• _Work item_
Each line of the records below that holds "true" should be copied out.

Excerpts from a dataset
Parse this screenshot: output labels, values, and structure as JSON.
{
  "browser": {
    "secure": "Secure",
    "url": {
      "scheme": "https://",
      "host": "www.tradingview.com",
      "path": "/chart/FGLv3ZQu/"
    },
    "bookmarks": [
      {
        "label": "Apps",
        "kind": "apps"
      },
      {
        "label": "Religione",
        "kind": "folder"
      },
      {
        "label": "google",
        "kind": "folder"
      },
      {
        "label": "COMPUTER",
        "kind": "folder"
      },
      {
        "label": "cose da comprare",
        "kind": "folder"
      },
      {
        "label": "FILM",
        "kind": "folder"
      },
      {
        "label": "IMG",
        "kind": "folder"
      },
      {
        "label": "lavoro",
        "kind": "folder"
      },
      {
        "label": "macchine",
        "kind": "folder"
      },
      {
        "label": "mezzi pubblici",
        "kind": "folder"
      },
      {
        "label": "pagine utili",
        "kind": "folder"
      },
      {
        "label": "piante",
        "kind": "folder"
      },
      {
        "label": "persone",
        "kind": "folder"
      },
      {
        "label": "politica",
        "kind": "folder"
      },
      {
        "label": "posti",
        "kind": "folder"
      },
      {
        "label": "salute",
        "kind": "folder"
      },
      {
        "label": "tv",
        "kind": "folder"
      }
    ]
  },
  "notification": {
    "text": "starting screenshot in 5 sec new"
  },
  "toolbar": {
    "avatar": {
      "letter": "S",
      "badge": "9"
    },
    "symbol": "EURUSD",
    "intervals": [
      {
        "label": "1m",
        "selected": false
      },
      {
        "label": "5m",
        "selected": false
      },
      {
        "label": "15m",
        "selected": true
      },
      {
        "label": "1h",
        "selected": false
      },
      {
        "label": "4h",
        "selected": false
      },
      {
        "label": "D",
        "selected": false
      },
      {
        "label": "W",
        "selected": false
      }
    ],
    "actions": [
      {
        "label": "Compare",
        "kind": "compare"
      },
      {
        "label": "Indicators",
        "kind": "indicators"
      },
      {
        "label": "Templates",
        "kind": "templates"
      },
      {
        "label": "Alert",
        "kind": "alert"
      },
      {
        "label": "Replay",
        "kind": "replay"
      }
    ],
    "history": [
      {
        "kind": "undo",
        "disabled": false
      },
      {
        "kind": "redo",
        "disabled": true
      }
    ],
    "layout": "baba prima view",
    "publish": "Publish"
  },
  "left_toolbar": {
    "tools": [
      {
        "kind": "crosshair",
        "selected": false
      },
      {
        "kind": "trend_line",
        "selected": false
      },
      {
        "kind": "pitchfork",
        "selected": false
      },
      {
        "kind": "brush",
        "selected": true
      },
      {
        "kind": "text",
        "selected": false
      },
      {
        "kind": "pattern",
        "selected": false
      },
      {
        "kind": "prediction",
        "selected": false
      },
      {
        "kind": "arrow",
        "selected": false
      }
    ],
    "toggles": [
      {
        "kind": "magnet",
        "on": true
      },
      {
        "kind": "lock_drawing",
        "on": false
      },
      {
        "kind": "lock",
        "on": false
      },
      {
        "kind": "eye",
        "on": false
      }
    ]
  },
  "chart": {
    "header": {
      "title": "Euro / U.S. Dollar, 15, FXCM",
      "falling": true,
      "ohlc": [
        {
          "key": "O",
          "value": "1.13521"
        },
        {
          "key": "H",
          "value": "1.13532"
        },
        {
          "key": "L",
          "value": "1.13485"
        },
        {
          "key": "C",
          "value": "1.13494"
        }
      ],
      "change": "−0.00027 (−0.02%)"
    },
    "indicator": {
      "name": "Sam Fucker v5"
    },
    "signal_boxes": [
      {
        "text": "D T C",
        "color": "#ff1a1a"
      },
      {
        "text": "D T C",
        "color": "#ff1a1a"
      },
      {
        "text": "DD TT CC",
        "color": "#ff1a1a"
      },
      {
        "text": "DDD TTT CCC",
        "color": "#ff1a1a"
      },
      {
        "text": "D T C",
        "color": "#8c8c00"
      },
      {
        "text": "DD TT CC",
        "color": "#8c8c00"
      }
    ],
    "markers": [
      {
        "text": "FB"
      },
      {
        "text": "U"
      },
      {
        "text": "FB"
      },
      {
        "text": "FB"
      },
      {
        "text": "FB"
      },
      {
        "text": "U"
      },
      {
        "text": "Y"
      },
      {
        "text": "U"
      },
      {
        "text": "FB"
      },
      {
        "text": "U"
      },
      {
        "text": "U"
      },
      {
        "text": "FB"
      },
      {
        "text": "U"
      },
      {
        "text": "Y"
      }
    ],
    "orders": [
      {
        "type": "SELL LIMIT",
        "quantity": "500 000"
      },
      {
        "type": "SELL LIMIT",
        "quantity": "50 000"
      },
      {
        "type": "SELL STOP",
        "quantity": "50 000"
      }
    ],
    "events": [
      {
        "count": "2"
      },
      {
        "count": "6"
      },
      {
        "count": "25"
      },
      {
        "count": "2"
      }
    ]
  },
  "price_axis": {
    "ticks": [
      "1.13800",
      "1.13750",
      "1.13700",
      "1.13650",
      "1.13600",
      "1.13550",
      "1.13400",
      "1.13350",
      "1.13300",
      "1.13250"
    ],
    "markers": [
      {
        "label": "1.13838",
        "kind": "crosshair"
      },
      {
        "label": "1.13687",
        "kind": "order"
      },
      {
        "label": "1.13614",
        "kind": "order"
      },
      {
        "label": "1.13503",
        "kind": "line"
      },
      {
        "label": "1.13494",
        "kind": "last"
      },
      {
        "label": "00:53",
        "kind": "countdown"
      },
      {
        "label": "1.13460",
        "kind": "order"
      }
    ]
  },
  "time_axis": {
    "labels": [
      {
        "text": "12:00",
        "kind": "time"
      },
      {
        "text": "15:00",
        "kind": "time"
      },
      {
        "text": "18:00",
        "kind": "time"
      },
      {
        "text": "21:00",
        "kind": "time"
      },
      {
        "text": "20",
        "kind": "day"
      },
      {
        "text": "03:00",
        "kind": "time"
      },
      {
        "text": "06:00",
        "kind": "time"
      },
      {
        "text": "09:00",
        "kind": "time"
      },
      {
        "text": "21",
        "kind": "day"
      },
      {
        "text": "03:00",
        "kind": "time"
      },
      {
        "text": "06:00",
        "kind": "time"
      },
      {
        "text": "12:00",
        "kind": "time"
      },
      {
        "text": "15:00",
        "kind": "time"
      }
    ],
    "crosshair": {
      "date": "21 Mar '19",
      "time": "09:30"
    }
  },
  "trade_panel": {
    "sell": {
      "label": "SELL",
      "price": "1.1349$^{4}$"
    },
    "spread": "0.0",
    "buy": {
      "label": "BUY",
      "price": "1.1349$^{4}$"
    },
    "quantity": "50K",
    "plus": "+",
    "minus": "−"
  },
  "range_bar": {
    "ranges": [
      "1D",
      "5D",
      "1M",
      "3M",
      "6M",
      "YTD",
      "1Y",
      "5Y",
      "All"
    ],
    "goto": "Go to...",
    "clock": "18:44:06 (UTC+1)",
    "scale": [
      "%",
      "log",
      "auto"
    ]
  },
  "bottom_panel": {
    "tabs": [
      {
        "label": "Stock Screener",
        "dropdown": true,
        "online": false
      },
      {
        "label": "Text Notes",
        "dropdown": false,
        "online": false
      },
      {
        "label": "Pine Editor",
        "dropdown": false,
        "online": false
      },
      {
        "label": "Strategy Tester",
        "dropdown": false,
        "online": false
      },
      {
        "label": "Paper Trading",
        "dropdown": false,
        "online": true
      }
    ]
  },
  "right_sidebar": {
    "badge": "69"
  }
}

• _Finished task_
        "selected": true
        "disabled": true
        "selected": true
        "on": true
      "falling": true,
        "dropdown": true,
        "online": true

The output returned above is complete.